This is the problem with guidelines. They can’t account for individual circumstances. That’s the parent’s job now.

Third comment, from Cate:

“During the school closings, should you encourage your child to interact socially via FaceTime, etc. when he or she is uncertain or uninterested in that activity?”

The short answer to Cate’s question is “no” for my son, and “yes” for my daughter. And we’re all stuck in the same house, so it’s hard to hide the discrepancy.

Quoting the Middle School Continuity Plan emailed to us on March 16th: “Remove your child’s cell phone and any other smart devices from the room while your child is engaged in school work.”

Margot takes after her father, in that she can bend rules almost without thinking. James and I are rule-followers.

So imagine my discomfort when I entered the home office on the first day of online school to find Margot simultaneously on her school-issued Chromebook and chatting with a buddy. Remember this photo?

Okay, so the Chromebook is closed. But it was open when I walked in.

Now I have a lot of experience with rule benders. I remind myself it’s what makes them so much fun. So, I let Margot keep her phone. But then Cate asked her question, and I emailed Perrin Jones, Director of Middle School at Margot’s school, for clarification.

Did I throw Margot under the bus?
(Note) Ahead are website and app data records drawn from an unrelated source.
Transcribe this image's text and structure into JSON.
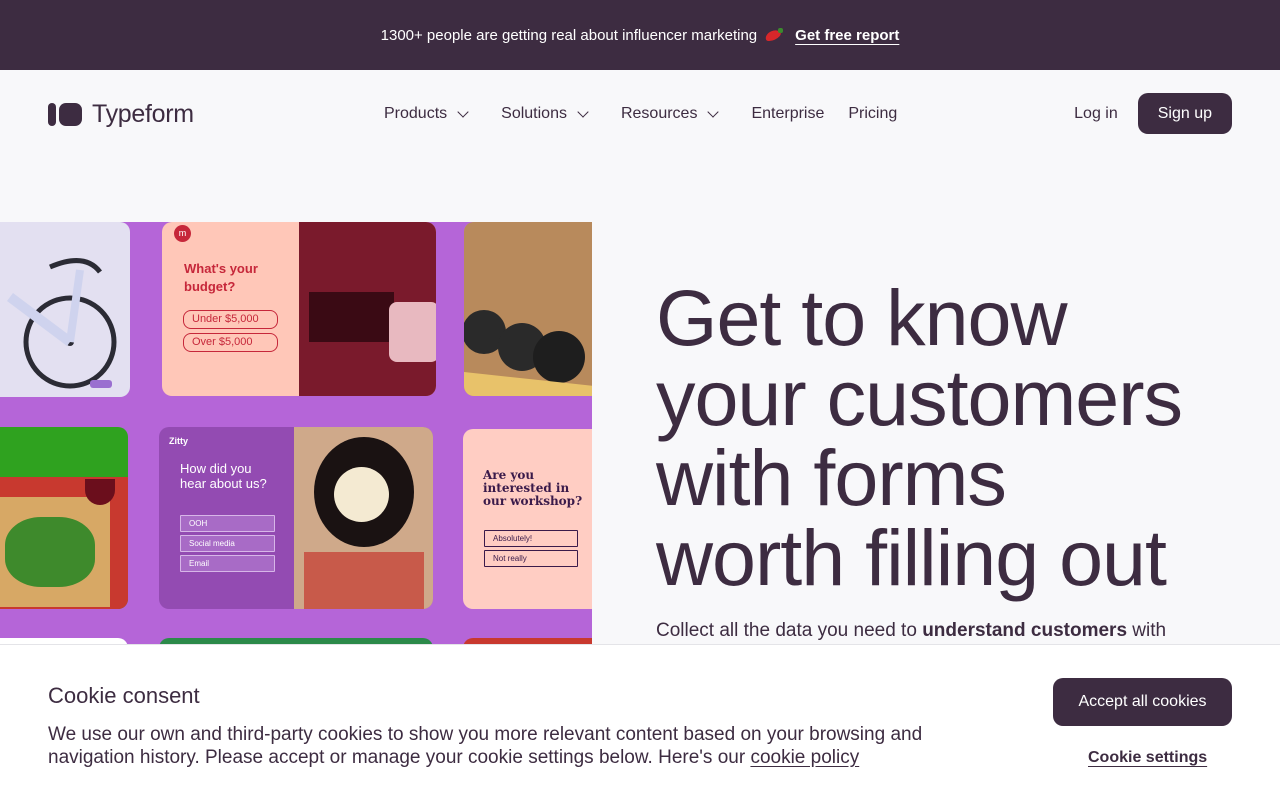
{
  "announcement": {
    "text": "1300+ people are getting real about influencer marketing",
    "link": "Get free report",
    "icon": "chili-icon"
  },
  "nav": {
    "logo": "Typeform",
    "items": [
      {
        "label": "Products",
        "dropdown": true
      },
      {
        "label": "Solutions",
        "dropdown": true
      },
      {
        "label": "Resources",
        "dropdown": true
      },
      {
        "label": "Enterprise",
        "dropdown": false
      },
      {
        "label": "Pricing",
        "dropdown": false
      }
    ],
    "login": "Log in",
    "signup": "Sign up"
  },
  "hero": {
    "title_lines": [
      "Get to know",
      "your customers",
      "with forms",
      "worth filling out"
    ],
    "sub_pre": "Collect all the data you need to ",
    "sub_bold": "understand customers",
    "sub_post": " with",
    "collage": {
      "budget_q": "What's your budget?",
      "budget_opts": [
        "Under $5,000",
        "Over $5,000"
      ],
      "zitty_brand": "Zitty",
      "zitty_q": "How did you hear about us?",
      "zitty_opts": [
        "OOH",
        "Social media",
        "Email"
      ],
      "workshop_q": "Are you interested in our workshop?",
      "workshop_opts": [
        "Absolutely!",
        "Not really"
      ]
    }
  },
  "cookie": {
    "title": "Cookie consent",
    "text": "We use our own and third-party cookies to show you more relevant content based on your browsing and navigation history. Please accept or manage your cookie settings below. Here's our ",
    "link": "cookie policy",
    "accept": "Accept all cookies",
    "settings": "Cookie settings"
  },
  "colors": {
    "brand": "#3d2c41",
    "collage_bg": "#b565d8"
  }
}
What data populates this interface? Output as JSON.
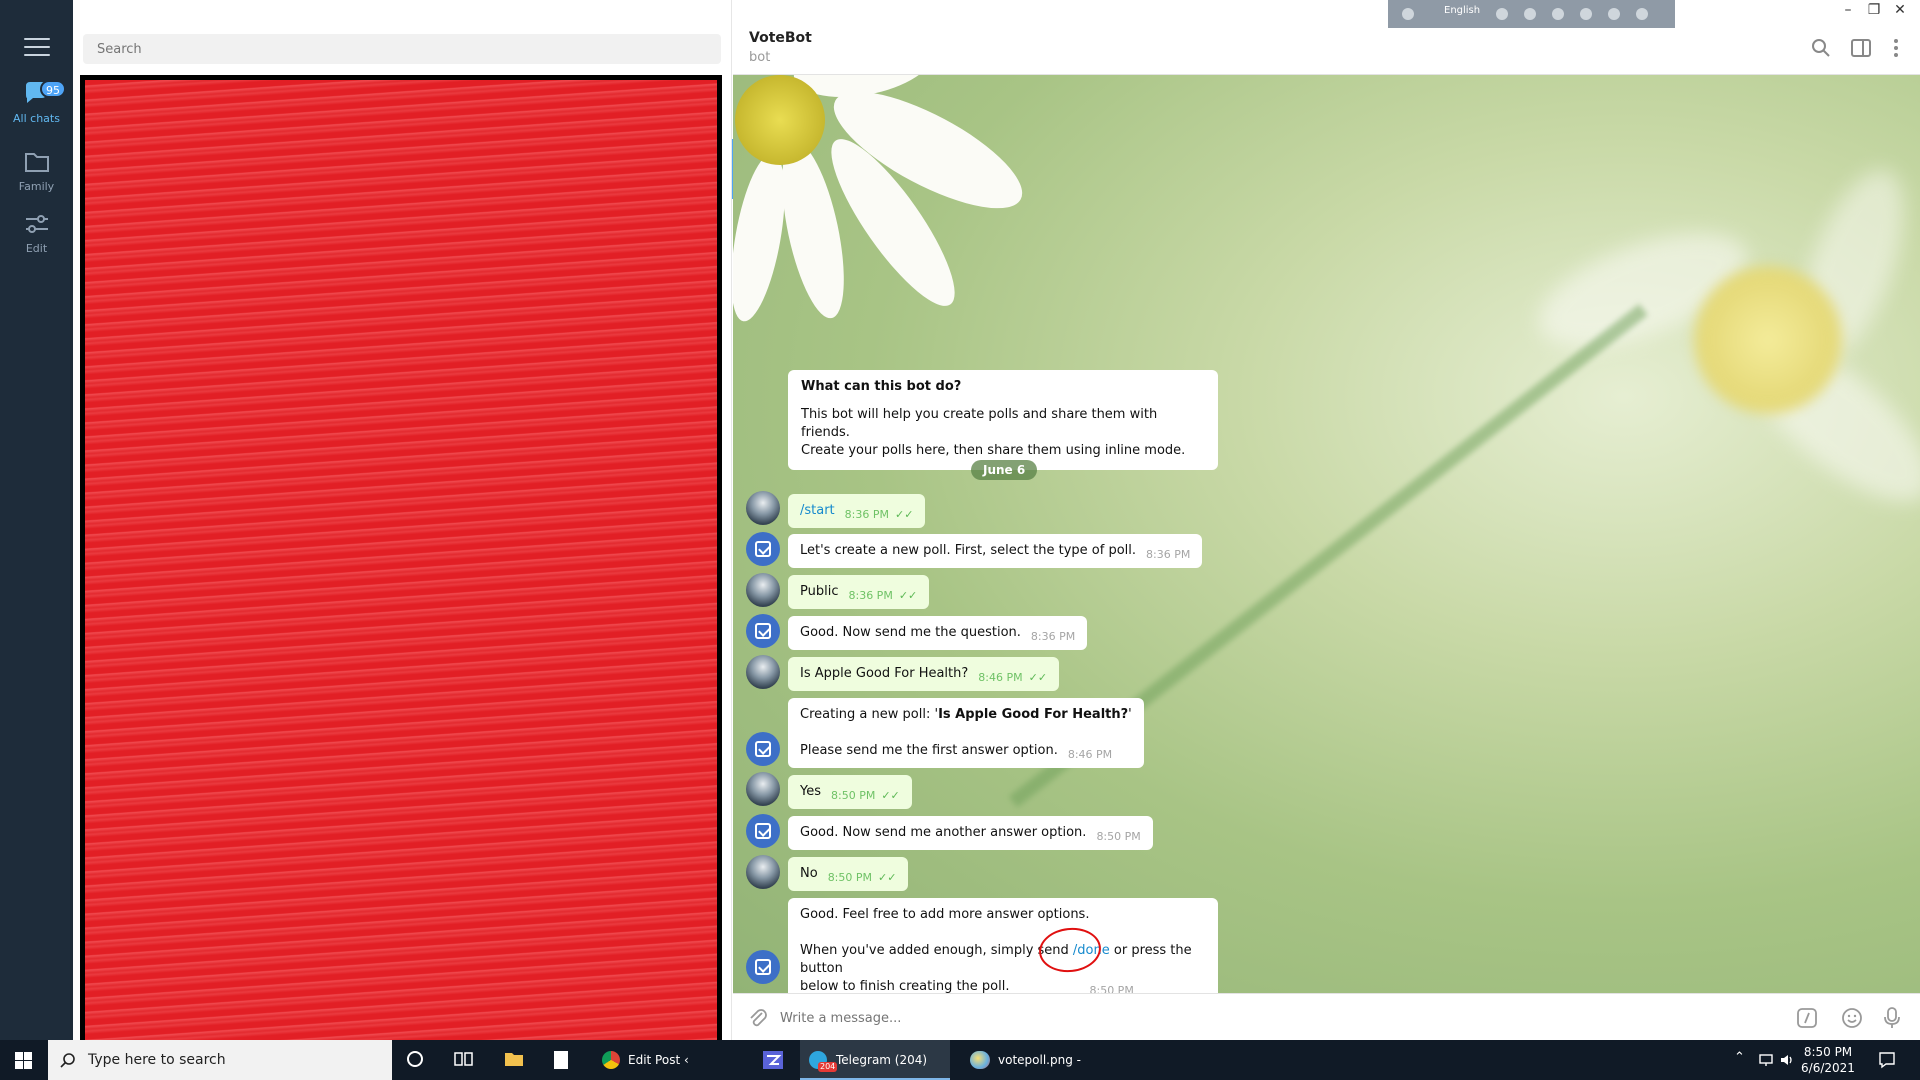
{
  "rail": {
    "all_chats_label": "All chats",
    "all_chats_badge": "95",
    "family_label": "Family",
    "edit_label": "Edit"
  },
  "search": {
    "placeholder": "Search"
  },
  "chat": {
    "title": "VoteBot",
    "subtitle": "bot",
    "date_separator": "June 6",
    "intro": {
      "heading": "What can this bot do?",
      "line1": "This bot will help you create polls and share them with friends.",
      "line2": "Create your polls here, then share them using inline mode."
    },
    "messages": [
      {
        "dir": "out",
        "text": "/start",
        "time": "8:36 PM"
      },
      {
        "dir": "in",
        "text": "Let's create a new poll. First, select the type of poll.",
        "time": "8:36 PM"
      },
      {
        "dir": "out",
        "text": "Public",
        "time": "8:36 PM"
      },
      {
        "dir": "in",
        "text": "Good. Now send me the question.",
        "time": "8:36 PM"
      },
      {
        "dir": "out",
        "text": "Is Apple Good For Health?",
        "time": "8:46 PM"
      },
      {
        "dir": "in",
        "text_prefix": "Creating a new poll: '",
        "text_bold": "Is Apple Good For Health?",
        "text_suffix": "'",
        "text2": "Please send me the first answer option.",
        "time": "8:46 PM"
      },
      {
        "dir": "out",
        "text": "Yes",
        "time": "8:50 PM"
      },
      {
        "dir": "in",
        "text": "Good. Now send me another answer option.",
        "time": "8:50 PM"
      },
      {
        "dir": "out",
        "text": "No",
        "time": "8:50 PM"
      },
      {
        "dir": "in",
        "text": "Good. Feel free to add more answer options.",
        "text2_prefix": "When you've added enough, simply send ",
        "text2_cmd": "/done",
        "text2_suffix": " or press the button",
        "text3": "below to finish creating the poll.",
        "time": "8:50 PM"
      }
    ],
    "compose_placeholder": "Write a message..."
  },
  "language_bar": {
    "label": "English"
  },
  "taskbar": {
    "search_placeholder": "Type here to search",
    "apps": [
      {
        "label": "Edit Post ‹ Telegra..."
      },
      {
        "label": "Telegram (204)"
      },
      {
        "label": "votepoll.png - Paint"
      }
    ],
    "telegram_badge": "204",
    "time": "8:50 PM",
    "date": "6/6/2021"
  },
  "colors": {
    "rail_bg": "#1e2c3a",
    "accent": "#4ea4f6",
    "out_bubble": "#effdde",
    "redaction": "#e21f25"
  }
}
Maybe. Sometimes you have to sacrifice the privacy of one for the benefit of many. Perrin wrote:

“Many middle schoolers don’t have the intellectual and emotional maturity to use a phone responsibly, which is why I recommended parents take them up during school work.  But they have to learn, so not allowing any phone use may not be the right way to go either.  It depends on your child.”

This is the problem with guidelines. They can’t account for individual circumstances. That’s the parent’s job now.

So here’s my thinking. Margot is allowed to use her phone during online school because I’m usually within earshot, she knows I’ll take it away if she misuses it, and she benefits from the social interaction that comes during school time. Thrives on it, actually. And this online school has stolen that bright spot from her days.

James isn’t allowed to use his phone, mainly because it’s one of a zillion distractions that assault his brain all day and prevent him from using it to his full capacity. And if I did allow him to use his phone with certain criteria in place, the distraction of rule-breaking would be too much for him to bear. He gets plenty of other opportunities to test the limits with his phone use outside of school time, trust me.